But it is an explanation for why you feel tempted to do these things when having an episode of PMDD.
The first thing you need to do is chart your symptoms, to discover what your pattern is. I detailed mine in my post, A Perfect Storm of PMDD. Once you know what your pattern is, you need to let your partner know when your bad days are coming, and ask for some extra consideration on those days. If you have a really good relationship with your partner, he or she might be able to see the storm coming before it arrives. I know there have been many times in my life that I was completely unaware that I was starting to act out of character, until my best friend, a man, pointed it out. Then I had to decide if he was right or not, because nobody knows my mental, emotional, or physical state as well as I do.
Sometimes he’s right, and sometimes he’s wrong. When he’s right, we go into PMDD mode. When he’s wrong, I do my best to figure out what’s really bothering me, and if he’s involved, we talk about it. If he’s not, I might ask him to help me figure out ways to deal with the person or situation that is causing my anger and or tears.
Beware of partners who tell you that you must be having an episode just because you’re upset with them for one reason or another. There come times in everyone’s lives when we are genuine angry or upset with someone about something. And that’s okay. Anger and emotional upset are normal and natural signals that something is not going right in our lives. They’re like warning lights, letting us know that here is something going on that needs to be addressed. The key is to know the difference—are you genuinely angry, or has your PMDD kicked in?
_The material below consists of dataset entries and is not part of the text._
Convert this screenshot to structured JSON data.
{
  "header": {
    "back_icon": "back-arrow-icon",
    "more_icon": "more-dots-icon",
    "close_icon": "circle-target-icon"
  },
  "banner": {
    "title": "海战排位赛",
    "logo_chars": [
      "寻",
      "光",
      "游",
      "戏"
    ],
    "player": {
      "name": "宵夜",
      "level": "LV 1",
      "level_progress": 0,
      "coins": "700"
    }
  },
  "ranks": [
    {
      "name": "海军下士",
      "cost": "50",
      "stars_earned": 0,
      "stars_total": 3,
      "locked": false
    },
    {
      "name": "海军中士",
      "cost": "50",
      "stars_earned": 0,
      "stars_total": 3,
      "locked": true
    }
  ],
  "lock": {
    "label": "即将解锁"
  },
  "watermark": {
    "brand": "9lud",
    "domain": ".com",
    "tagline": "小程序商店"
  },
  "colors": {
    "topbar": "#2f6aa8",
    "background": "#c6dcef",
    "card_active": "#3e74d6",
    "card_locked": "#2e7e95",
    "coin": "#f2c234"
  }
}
If your PMDD has kicked in, revert to the list of phrases I mentioned in my last post. What works with children and family members works just as well with partners. Or make up your own list. Agree on these code phrases beforehand, when you are feeling well. Then, when the bad days come, you’ll have them ready to diffuse tense situations that arise.
A good relationship of any kind is based on mutual admiration and respect. If you’re in a good relationship, your partner will respect your need for space or extra attention when the bad days come. If you’re not, you will likely find yourself with a partner who ignores you, demeans you, eggs you on, refuses to believe you, and/or abandons you when you most need love and support. Partners like this only add to the problem, because they create stress. Stress exacerbates PMDD and PMDD causes stress.
So the best thing you can do for yourself is to find a partner who will not add to your stress when you are already stressed. If your partner simply won’t listen, then there’s more going on in your relationship than just your PMDD. Don’t let anyone blame you or your PMDD solely for the failures in a relationship, be they friends, family, or your significant other. It takes two people to have a relationship. If you’re trying, and the other party isn’t—it’s not just about your PMDD. They’re using your PMDD as an excuse to avoid looking at whatever else may be going wrong in the relationship.
I don’t know any gentler way to say it. If somebody loves you, truly loves you, they will work with you to find a way to make your life easier and your episodes more bearable. They will be open to information and resources on the subject, and will want to help you get better. They will not walk away, and they will not cast 100% of the blame on you. They may not be happy with you at times, but they will be there for you.
If they are not…then you need to start at the beginning again…and learn how to be there for yourself.